= INSTRUCTIONS FOR THE TASK =
Print out all of the data below, keeping it identical to the original.

= THE DATA =

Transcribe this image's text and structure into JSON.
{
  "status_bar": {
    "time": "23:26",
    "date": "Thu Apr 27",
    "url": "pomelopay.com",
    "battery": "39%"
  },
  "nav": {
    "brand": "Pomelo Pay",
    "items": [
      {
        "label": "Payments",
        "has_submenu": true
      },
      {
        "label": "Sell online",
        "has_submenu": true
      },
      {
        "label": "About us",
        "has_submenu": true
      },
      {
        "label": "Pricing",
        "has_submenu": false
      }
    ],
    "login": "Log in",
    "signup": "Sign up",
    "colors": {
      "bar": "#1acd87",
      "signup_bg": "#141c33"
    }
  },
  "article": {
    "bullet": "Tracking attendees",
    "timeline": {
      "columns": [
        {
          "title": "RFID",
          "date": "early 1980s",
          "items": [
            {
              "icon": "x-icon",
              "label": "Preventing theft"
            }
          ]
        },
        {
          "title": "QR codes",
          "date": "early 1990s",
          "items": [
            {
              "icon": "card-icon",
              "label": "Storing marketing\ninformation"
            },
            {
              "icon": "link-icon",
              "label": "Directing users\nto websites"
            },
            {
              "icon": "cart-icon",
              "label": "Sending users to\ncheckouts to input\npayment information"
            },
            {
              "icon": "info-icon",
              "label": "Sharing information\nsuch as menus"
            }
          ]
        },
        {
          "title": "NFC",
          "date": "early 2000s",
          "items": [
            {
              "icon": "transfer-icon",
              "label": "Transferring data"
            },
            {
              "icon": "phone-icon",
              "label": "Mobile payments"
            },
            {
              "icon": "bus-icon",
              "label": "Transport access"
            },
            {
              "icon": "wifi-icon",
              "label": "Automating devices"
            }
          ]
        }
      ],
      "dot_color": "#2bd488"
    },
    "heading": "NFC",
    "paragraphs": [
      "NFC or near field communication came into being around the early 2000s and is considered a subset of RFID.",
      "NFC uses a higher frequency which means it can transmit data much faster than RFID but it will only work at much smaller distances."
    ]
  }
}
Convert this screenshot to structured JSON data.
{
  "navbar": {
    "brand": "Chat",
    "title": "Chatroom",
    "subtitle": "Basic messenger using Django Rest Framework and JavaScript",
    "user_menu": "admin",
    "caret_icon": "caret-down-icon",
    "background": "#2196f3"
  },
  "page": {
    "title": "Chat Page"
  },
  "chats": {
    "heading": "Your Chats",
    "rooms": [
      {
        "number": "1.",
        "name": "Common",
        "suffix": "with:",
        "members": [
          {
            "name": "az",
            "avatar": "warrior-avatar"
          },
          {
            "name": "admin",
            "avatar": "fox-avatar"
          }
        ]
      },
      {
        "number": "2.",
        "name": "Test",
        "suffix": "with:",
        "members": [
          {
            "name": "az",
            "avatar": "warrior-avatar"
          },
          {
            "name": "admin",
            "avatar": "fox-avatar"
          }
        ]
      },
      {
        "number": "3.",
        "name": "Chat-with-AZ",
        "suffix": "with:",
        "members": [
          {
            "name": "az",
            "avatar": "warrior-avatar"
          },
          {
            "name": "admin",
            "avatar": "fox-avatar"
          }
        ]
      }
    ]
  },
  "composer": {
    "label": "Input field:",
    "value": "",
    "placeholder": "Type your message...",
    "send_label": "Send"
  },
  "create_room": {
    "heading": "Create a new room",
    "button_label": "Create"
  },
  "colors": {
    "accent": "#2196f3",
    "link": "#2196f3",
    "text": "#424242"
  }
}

= SOLUTION FOR THIS PROBLEM =
Transcribe this image's text and structure into JSON.
{
  "status_bar": {
    "time": "23:26",
    "date": "Thu Apr 27",
    "url": "pomelopay.com",
    "battery": "39%"
  },
  "nav": {
    "brand": "Pomelo Pay",
    "items": [
      {
        "label": "Payments",
        "has_submenu": true
      },
      {
        "label": "Sell online",
        "has_submenu": true
      },
      {
        "label": "About us",
        "has_submenu": true
      },
      {
        "label": "Pricing",
        "has_submenu": false
      }
    ],
    "login": "Log in",
    "signup": "Sign up",
    "colors": {
      "bar": "#1acd87",
      "signup_bg": "#141c33"
    }
  },
  "article": {
    "bullet": "Tracking attendees",
    "timeline": {
      "columns": [
        {
          "title": "RFID",
          "date": "early 1980s",
          "items": [
            {
              "icon": "x-icon",
              "label": "Preventing theft"
            }
          ]
        },
        {
          "title": "QR codes",
          "date": "early 1990s",
          "items": [
            {
              "icon": "card-icon",
              "label": "Storing marketing\ninformation"
            },
            {
              "icon": "link-icon",
              "label": "Directing users\nto websites"
            },
            {
              "icon": "cart-icon",
              "label": "Sending users to\ncheckouts to input\npayment information"
            },
            {
              "icon": "info-icon",
              "label": "Sharing information\nsuch as menus"
            }
          ]
        },
        {
          "title": "NFC",
          "date": "early 2000s",
          "items": [
            {
              "icon": "transfer-icon",
              "label": "Transferring data"
            },
            {
              "icon": "phone-icon",
              "label": "Mobile payments"
            },
            {
              "icon": "bus-icon",
              "label": "Transport access"
            },
            {
              "icon": "wifi-icon",
              "label": "Automating devices"
            }
          ]
        }
      ],
      "dot_color": "#2bd488"
    },
    "heading": "NFC",
    "paragraphs": [
      "NFC or near field communication came into being around the early 2000s and is considered a subset of RFID.",
      "NFC uses a higher frequency which means it can transmit data much faster than RFID but it will only work at much smaller distances."
    ]
  }
}
Convert this screenshot to structured JSON data.
{
  "navbar": {
    "brand": "Chat",
    "title": "Chatroom",
    "subtitle": "Basic messenger using Django Rest Framework and JavaScript",
    "user_menu": "admin",
    "caret_icon": "caret-down-icon",
    "background": "#2196f3"
  },
  "page": {
    "title": "Chat Page"
  },
  "chats": {
    "heading": "Your Chats",
    "rooms": [
      {
        "number": "1.",
        "name": "Common",
        "suffix": "with:",
        "members": [
          {
            "name": "az",
            "avatar": "warrior-avatar"
          },
          {
            "name": "admin",
            "avatar": "fox-avatar"
          }
        ]
      },
      {
        "number": "2.",
        "name": "Test",
        "suffix": "with:",
        "members": [
          {
            "name": "az",
            "avatar": "warrior-avatar"
          },
          {
            "name": "admin",
            "avatar": "fox-avatar"
          }
        ]
      },
      {
        "number": "3.",
        "name": "Chat-with-AZ",
        "suffix": "with:",
        "members": [
          {
            "name": "az",
            "avatar": "warrior-avatar"
          },
          {
            "name": "admin",
            "avatar": "fox-avatar"
          }
        ]
      }
    ]
  },
  "composer": {
    "label": "Input field:",
    "value": "",
    "placeholder": "Type your message...",
    "send_label": "Send"
  },
  "create_room": {
    "heading": "Create a new room",
    "button_label": "Create"
  },
  "colors": {
    "accent": "#2196f3",
    "link": "#2196f3",
    "text": "#424242"
  }
}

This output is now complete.